What to produce:
The records need to be set down again exactly as they appear.

Data to use:
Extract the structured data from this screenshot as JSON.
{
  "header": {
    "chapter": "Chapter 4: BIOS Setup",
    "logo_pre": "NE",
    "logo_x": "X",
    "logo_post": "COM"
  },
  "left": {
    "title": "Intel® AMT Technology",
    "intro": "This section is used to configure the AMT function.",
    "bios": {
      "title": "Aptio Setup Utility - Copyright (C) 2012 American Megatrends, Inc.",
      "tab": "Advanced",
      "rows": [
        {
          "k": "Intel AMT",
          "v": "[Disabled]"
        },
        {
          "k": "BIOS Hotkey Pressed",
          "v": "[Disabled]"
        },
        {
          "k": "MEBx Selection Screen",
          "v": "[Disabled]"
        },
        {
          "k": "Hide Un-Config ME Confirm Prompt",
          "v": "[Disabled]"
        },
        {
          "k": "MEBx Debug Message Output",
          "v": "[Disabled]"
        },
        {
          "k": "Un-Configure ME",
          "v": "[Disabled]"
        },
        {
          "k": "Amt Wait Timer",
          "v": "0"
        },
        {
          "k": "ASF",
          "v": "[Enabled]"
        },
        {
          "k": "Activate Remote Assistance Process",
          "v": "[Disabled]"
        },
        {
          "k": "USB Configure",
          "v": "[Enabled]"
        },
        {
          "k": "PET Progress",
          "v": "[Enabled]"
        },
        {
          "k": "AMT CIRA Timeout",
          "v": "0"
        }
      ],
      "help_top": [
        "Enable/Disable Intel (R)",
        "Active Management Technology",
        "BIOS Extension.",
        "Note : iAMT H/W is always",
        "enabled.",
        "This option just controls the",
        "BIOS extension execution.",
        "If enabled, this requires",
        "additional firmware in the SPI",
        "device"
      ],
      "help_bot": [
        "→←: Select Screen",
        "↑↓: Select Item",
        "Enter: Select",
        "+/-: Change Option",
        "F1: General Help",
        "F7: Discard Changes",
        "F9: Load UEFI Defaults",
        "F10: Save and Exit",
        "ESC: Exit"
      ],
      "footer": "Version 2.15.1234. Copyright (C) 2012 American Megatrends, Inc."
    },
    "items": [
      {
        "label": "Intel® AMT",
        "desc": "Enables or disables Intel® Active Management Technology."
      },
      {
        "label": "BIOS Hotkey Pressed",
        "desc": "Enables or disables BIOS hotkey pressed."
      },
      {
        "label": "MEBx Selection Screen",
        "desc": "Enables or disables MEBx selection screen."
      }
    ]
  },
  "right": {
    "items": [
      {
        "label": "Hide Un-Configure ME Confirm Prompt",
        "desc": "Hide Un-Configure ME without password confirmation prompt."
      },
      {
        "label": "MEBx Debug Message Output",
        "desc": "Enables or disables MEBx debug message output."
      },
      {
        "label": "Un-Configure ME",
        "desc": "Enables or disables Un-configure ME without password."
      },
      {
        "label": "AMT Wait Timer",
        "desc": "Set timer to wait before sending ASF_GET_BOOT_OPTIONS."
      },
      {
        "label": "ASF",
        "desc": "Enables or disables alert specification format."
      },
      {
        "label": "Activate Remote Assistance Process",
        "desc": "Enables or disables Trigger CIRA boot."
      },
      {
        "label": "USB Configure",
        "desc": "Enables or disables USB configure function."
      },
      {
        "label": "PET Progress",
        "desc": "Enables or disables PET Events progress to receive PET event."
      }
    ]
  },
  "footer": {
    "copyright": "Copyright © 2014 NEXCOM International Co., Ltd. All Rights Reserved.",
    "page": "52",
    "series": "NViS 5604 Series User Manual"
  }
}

Your solution:
Extract the structured data from this screenshot as JSON.
{
  "header": {
    "chapter": "Chapter 4: BIOS Setup",
    "logo_pre": "NE",
    "logo_x": "X",
    "logo_post": "COM"
  },
  "left": {
    "title": "Intel® AMT Technology",
    "intro": "This section is used to configure the AMT function.",
    "bios": {
      "title": "Aptio Setup Utility - Copyright (C) 2012 American Megatrends, Inc.",
      "tab": "Advanced",
      "rows": [
        {
          "k": "Intel AMT",
          "v": "[Disabled]"
        },
        {
          "k": "BIOS Hotkey Pressed",
          "v": "[Disabled]"
        },
        {
          "k": "MEBx Selection Screen",
          "v": "[Disabled]"
        },
        {
          "k": "Hide Un-Config ME Confirm Prompt",
          "v": "[Disabled]"
        },
        {
          "k": "MEBx Debug Message Output",
          "v": "[Disabled]"
        },
        {
          "k": "Un-Configure ME",
          "v": "[Disabled]"
        },
        {
          "k": "Amt Wait Timer",
          "v": "0"
        },
        {
          "k": "ASF",
          "v": "[Enabled]"
        },
        {
          "k": "Activate Remote Assistance Process",
          "v": "[Disabled]"
        },
        {
          "k": "USB Configure",
          "v": "[Enabled]"
        },
        {
          "k": "PET Progress",
          "v": "[Enabled]"
        },
        {
          "k": "AMT CIRA Timeout",
          "v": "0"
        }
      ],
      "help_top": [
        "Enable/Disable Intel (R)",
        "Active Management Technology",
        "BIOS Extension.",
        "Note : iAMT H/W is always",
        "enabled.",
        "This option just controls the",
        "BIOS extension execution.",
        "If enabled, this requires",
        "additional firmware in the SPI",
        "device"
      ],
      "help_bot": [
        "→←: Select Screen",
        "↑↓: Select Item",
        "Enter: Select",
        "+/-: Change Option",
        "F1: General Help",
        "F7: Discard Changes",
        "F9: Load UEFI Defaults",
        "F10: Save and Exit",
        "ESC: Exit"
      ],
      "footer": "Version 2.15.1234. Copyright (C) 2012 American Megatrends, Inc."
    },
    "items": [
      {
        "label": "Intel® AMT",
        "desc": "Enables or disables Intel® Active Management Technology."
      },
      {
        "label": "BIOS Hotkey Pressed",
        "desc": "Enables or disables BIOS hotkey pressed."
      },
      {
        "label": "MEBx Selection Screen",
        "desc": "Enables or disables MEBx selection screen."
      }
    ]
  },
  "right": {
    "items": [
      {
        "label": "Hide Un-Configure ME Confirm Prompt",
        "desc": "Hide Un-Configure ME without password confirmation prompt."
      },
      {
        "label": "MEBx Debug Message Output",
        "desc": "Enables or disables MEBx debug message output."
      },
      {
        "label": "Un-Configure ME",
        "desc": "Enables or disables Un-configure ME without password."
      },
      {
        "label": "AMT Wait Timer",
        "desc": "Set timer to wait before sending ASF_GET_BOOT_OPTIONS."
      },
      {
        "label": "ASF",
        "desc": "Enables or disables alert specification format."
      },
      {
        "label": "Activate Remote Assistance Process",
        "desc": "Enables or disables Trigger CIRA boot."
      },
      {
        "label": "USB Configure",
        "desc": "Enables or disables USB configure function."
      },
      {
        "label": "PET Progress",
        "desc": "Enables or disables PET Events progress to receive PET event."
      }
    ]
  },
  "footer": {
    "copyright": "Copyright © 2014 NEXCOM International Co., Ltd. All Rights Reserved.",
    "page": "52",
    "series": "NViS 5604 Series User Manual"
  }
}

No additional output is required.